To participate in staking and earn rewards on Ethereum, individual validators must lock in 32 ETH (about $52,500) into the staking contract.
Activating withdrawals will enable these Ethereum stakers to claim rewards for participating in securing the network, and eventually to completely reclaim their locked-up ether, if they so choose.
But what about those who don’t run their own validator nodes and instead rely on one of a plethora of staking services or liquid staking tokens?
As April 12 draws near, these staking service providers must plan how to enable withdrawals as well.
“If you are part of a staking pool or hold liquid staking derivatives, you should check with your provider for more details about how staking withdrawals will affect your arrangement, as each service operates differently,” the Ethereum Foundation said in a blog post.
Following the upgrade, users will have the option to redeem their underlying staked ether or switch staking providers.
“If a particular pool is getting too large, funds can be exited and redeemed, and re-staked with a smaller provider. Or, if you’ve accumulated enough ETH you could stake from home,” the blog post said.
Lido — one of the largest liquid staking service providers, with a market capitalization of a little over $10 billion — won’t allow its users who hold stETH to redeem ETH initially. The Lido DAO noted on Twitter that a needed upgrade is expected by mid-May, citing security checks.
Calling the delay “a safety margin,” the group tweeted that “stETH withdrawals won’t launch on mainnet until all audits concerning on-chain code are completed.”
In the case of Coinbase, a centralized exchange that also provides staking services, withdrawal requests will be available 24 hours following the upgrade, the company said in a tweet.
“All unstaking requests are processed on-chain, and we’ll pass the unstaked funds and staking rewards to you once released by the Ethereum protocol,” Coinbase tweeted.
The exchange is currently under scrutiny from the SEC after receiving a Wells notice over alleged security concerns.

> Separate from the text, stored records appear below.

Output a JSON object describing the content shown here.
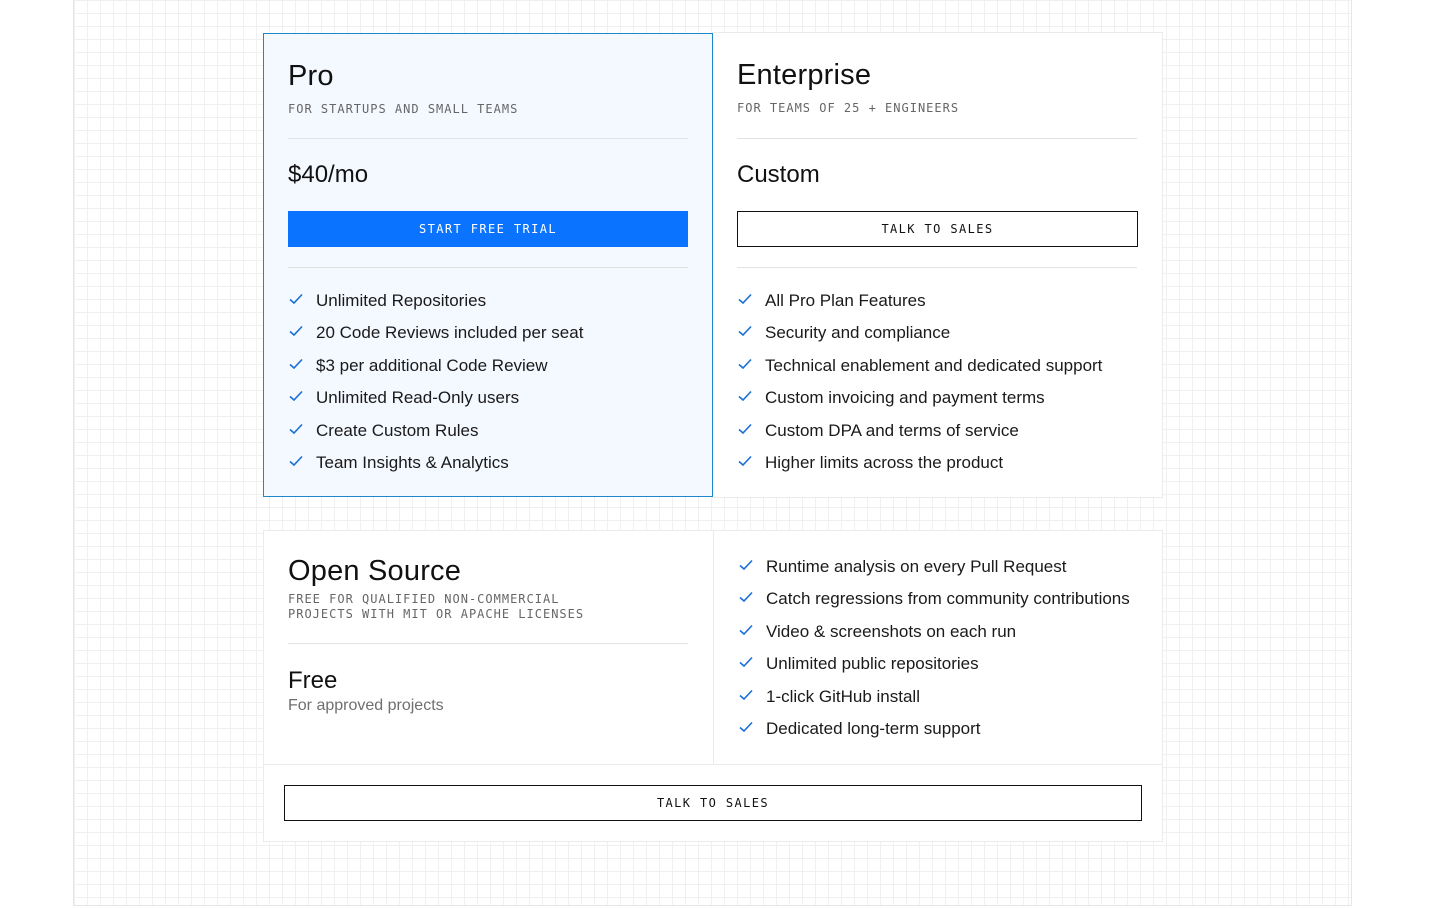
{
  "plans": {
    "pro": {
      "name": "Pro",
      "subtitle": "FOR STARTUPS AND SMALL TEAMS",
      "price": "$40/mo",
      "cta": "START FREE TRIAL",
      "features": [
        "Unlimited Repositories",
        "20 Code Reviews included per seat",
        "$3 per additional Code Review",
        "Unlimited Read-Only users",
        "Create Custom Rules",
        "Team Insights & Analytics"
      ]
    },
    "enterprise": {
      "name": "Enterprise",
      "subtitle": "FOR TEAMS OF 25 + ENGINEERS",
      "price": "Custom",
      "cta": "TALK TO SALES",
      "features": [
        "All Pro Plan Features",
        "Security and compliance",
        "Technical enablement and dedicated support",
        "Custom invoicing and payment terms",
        "Custom DPA and terms of service",
        "Higher limits across the product"
      ]
    },
    "open_source": {
      "name": "Open Source",
      "subtitle_line1": "FREE FOR QUALIFIED NON-COMMERCIAL",
      "subtitle_line2": "PROJECTS WITH MIT OR APACHE LICENSES",
      "price": "Free",
      "price_note": "For approved projects",
      "cta": "TALK TO SALES",
      "features": [
        "Runtime analysis on every Pull Request",
        "Catch regressions from community contributions",
        "Video & screenshots on each run",
        "Unlimited public repositories",
        "1-click GitHub install",
        "Dedicated long-term support"
      ]
    }
  },
  "colors": {
    "accent": "#0a73ff",
    "pro_border": "#1e88c8",
    "pro_background": "#f4f8ff",
    "check": "#1a6fd6"
  },
  "icons": {
    "feature": "check-icon"
  }
}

Rocketpool, another decentralized Ethereum staking protocol, noted in a blog post earlier this month that staking withdrawals will likely be possible in time for Shanghai-Capella, following an upgrade dubbed Atlas, though specific dates have not yet been confirmed.
“We are targeting a mainnet Atlas release for end of March / early April,” RocketPool founder David Rugendyke said.
Stakewise has not provided clear documentation outlining dates of withdrawals but is estimated to be available following its “Phase 2” plans.
“Upon arrival of Phase 2, StakeWise users will be able to burn sETH2 and rETH2 within the app and receive ETH in return at a 1:1 ratio,” the company said in a blog post.
Similar to Stakewise, Frax has not detailed specific withdrawal dates. A representative for Frax was not immediately available for comment.